To encourage development of such fully-automated picking solutions, the company created the Amazon Picking Challenge (http://amazonpickingchallenge.org). In 2015, the team from MIT that took home second-place in this competition used an early prototype of CapSen Robotics' (Pittsburgh, PA, USA;www.capsenrobotics.com) image detection software that recognizes the poses of multiple objects in a cluttered scene simultaneously . Even if objects are partially occluded by other objects in the scene, the software can still detect them, so long as there is enough of the occluded objects visible to uniquely identify them.
"Over the past few years," says Dr. Jared Glover, Co-Founder of CapSen Robotics, "the field of robotic computer vision has undergone a 3D revolution. One of the biggest challenges in dealing with 3D geometry lies in appropriately handling 3D rotational data. To specify where an object is in space, one must provide both a position and an orientation for the object. Noise and ambiguity in the robot's sensory data necessitate developing robust models to accomplish this task."
|Detecting objects in cluttered scenes with CapSen's 3D object detection software. (Left) Dots and lines drawn emanating from the detected objects indicate the features and feature orientations that the software found useful for correctly aligning 3D models from a database to the new 3D image. Note the severe occlusion of the metal mug. (Right) Detecting a partially occluded pressed metal part for a bin picking application.|
"There are many ways to specify a 3-D orientation mathematically," says Glover, "as a set of three Euler angles, as a 3 x 3 rotation matrix, as an axis of rotation and an angle or as a unit quaternion." First described by Irish mathematician William Rowan Hamilton in 1843, these unit quaternions combine the axis and angle representation into a single 4-D unit vector.
Once represented in such a manner, the CapSen Detection software uses a probability model known as the quaternion Bingham distribution to perform robust information processing on noisy orientation information, such as from surface normals or edge orientations.
"The Bingham distribution is perfectly suited to modeling uncertainty (large or small) on 3D rotations when they are represented as unit quaternions," says Glover, "and can be used to help locate specific objects in cluttered 3D images. We use the quaternion Bingham (QBingham) distribution throughout our software suite for a variety of tasks-from 3D alignment of corresponding point sets to encoding prior information about object orientation in a scene."
Because of the statistical geometry tools used, the software can detect objects in any orientation, with any shape, and with or without unique visual patterns such as logos or words on consumer products which many previous systems relied upon for cluttered object detection. "This makes it possible to more easily automate factory or warehouse tasks like bin picking or case picking with less special-purpose equipment like bowl-feeders or shake tables which are currently used to separate objects," he says.
The main obstacle that remains to providing a complete vision solution for the Amazon picking problem is that each warehouse contains several million different types of objects of widely varying sizes, shapes and materials.

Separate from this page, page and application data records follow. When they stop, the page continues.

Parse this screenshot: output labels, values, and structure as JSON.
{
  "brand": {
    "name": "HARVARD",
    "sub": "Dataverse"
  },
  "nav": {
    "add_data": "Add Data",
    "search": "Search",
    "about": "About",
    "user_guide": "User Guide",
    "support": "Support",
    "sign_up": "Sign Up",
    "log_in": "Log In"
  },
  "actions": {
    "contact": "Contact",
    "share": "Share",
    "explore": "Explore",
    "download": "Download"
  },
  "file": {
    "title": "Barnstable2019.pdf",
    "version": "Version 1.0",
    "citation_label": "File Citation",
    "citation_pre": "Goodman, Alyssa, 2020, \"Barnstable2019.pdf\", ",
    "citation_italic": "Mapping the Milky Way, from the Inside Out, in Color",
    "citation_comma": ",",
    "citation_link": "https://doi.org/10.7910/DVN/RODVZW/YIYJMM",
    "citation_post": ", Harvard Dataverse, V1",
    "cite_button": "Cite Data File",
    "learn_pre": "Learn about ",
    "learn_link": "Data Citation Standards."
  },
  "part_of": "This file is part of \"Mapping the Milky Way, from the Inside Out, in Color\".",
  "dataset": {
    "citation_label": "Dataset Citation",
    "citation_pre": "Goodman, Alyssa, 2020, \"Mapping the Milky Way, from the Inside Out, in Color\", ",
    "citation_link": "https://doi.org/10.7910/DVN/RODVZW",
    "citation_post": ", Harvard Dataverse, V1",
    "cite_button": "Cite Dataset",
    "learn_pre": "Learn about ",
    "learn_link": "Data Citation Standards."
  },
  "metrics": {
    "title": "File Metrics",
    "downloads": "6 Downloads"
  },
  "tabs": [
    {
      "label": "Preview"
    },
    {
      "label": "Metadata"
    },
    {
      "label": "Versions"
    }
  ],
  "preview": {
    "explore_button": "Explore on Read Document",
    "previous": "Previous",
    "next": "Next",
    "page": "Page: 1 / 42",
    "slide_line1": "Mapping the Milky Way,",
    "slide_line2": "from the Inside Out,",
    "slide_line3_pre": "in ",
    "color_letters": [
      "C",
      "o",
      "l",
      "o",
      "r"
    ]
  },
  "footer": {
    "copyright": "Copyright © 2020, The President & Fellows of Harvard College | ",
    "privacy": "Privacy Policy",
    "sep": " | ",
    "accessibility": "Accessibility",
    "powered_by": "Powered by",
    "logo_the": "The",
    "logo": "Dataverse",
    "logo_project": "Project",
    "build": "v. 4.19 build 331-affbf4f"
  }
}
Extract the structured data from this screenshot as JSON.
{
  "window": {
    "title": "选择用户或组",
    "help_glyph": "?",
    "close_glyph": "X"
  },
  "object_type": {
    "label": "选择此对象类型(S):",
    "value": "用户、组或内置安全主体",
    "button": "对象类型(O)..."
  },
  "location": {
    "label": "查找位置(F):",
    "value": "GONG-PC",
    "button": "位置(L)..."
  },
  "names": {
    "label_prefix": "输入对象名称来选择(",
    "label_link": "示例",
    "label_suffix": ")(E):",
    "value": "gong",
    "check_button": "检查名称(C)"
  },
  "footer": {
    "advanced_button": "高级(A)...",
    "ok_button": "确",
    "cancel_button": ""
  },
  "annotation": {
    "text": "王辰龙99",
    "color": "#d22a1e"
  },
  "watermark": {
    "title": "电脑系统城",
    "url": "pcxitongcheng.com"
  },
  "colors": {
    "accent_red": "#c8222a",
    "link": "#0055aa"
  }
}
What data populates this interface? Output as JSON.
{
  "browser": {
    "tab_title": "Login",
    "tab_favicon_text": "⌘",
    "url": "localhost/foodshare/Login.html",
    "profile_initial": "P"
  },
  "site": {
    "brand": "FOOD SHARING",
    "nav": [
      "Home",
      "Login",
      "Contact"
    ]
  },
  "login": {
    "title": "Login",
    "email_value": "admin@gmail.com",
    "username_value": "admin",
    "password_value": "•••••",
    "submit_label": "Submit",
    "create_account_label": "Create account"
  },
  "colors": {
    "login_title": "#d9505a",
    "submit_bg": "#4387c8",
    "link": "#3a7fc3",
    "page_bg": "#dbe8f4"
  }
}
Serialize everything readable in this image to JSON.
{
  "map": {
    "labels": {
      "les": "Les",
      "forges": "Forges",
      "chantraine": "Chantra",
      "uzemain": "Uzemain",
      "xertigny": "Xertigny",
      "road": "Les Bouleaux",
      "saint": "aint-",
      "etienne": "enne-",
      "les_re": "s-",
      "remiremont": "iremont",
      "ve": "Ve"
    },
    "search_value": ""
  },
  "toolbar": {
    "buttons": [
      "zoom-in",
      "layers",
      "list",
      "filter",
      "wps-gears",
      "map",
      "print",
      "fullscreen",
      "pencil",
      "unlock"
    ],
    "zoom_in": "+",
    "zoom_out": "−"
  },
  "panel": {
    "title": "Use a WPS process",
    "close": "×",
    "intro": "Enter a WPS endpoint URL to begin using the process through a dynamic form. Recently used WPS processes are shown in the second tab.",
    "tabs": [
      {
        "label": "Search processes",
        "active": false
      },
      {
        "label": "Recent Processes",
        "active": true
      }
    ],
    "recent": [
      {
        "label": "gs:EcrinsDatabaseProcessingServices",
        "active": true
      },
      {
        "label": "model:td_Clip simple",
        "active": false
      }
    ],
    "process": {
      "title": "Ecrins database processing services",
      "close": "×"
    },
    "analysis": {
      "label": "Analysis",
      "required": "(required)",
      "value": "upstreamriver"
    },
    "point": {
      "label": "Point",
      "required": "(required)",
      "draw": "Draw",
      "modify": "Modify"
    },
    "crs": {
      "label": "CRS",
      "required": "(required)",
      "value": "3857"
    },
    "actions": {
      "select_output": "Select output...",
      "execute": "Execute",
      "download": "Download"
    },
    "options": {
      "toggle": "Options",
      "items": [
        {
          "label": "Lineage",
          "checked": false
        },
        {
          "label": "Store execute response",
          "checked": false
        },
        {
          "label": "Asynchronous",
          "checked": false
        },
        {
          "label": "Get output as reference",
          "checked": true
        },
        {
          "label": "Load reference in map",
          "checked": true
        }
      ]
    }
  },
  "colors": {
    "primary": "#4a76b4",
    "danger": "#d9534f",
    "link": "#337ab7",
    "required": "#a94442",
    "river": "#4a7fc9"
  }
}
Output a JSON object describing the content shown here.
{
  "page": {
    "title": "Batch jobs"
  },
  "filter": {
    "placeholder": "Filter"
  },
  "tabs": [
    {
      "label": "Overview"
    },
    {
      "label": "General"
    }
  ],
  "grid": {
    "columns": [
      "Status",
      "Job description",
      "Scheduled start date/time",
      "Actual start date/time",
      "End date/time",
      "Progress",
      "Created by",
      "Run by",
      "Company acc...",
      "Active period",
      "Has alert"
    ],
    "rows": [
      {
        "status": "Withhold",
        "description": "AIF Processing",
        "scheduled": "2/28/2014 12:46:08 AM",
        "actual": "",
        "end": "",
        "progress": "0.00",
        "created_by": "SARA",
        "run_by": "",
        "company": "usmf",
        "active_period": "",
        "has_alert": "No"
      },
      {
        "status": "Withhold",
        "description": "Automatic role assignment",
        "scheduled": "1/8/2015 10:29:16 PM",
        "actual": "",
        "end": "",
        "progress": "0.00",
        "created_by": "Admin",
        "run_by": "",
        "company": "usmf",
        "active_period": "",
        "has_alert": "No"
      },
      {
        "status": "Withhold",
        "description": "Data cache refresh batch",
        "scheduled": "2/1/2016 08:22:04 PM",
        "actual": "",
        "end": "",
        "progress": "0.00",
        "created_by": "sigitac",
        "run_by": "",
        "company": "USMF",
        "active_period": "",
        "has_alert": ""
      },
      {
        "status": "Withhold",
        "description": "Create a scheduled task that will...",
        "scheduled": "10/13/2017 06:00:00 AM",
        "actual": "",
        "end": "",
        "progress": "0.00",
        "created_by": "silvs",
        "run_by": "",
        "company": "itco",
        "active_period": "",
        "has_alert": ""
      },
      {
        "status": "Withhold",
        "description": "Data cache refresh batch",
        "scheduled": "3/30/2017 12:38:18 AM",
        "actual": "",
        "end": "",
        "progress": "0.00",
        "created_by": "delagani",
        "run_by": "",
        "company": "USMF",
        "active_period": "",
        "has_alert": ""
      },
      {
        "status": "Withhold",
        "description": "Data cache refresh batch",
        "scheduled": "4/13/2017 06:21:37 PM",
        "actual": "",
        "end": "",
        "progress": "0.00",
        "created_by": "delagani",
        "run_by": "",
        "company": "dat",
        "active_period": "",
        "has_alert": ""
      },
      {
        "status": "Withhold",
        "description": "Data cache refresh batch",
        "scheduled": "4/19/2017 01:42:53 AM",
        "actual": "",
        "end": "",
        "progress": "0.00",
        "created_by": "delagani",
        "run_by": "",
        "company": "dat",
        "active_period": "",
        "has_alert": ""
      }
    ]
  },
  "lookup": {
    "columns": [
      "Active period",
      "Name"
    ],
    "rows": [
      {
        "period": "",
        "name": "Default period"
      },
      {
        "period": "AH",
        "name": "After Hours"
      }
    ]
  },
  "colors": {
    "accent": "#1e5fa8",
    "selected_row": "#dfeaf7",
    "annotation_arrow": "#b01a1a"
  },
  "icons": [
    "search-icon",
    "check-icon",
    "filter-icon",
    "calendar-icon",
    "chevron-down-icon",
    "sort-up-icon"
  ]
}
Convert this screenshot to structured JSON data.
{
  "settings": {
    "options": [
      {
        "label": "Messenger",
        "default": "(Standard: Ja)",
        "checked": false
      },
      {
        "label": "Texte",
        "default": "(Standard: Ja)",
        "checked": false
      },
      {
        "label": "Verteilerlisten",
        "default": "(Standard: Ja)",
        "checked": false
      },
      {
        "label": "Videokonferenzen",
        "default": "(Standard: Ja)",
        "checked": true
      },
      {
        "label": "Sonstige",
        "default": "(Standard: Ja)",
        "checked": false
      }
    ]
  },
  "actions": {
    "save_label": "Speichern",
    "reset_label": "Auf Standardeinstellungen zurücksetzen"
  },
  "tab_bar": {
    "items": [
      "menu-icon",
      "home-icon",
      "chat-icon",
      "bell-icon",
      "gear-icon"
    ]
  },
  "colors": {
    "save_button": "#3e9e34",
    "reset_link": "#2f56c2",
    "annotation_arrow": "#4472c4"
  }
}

Furthermore, the picking robots will need a complete physical description of objects from the vision system-including not only object poses, but also shapes/segmentations (for deformable objects), and relationships between objects. "Although progress has been made in these areas, there is still a great deal of work to be done," concludes Glover.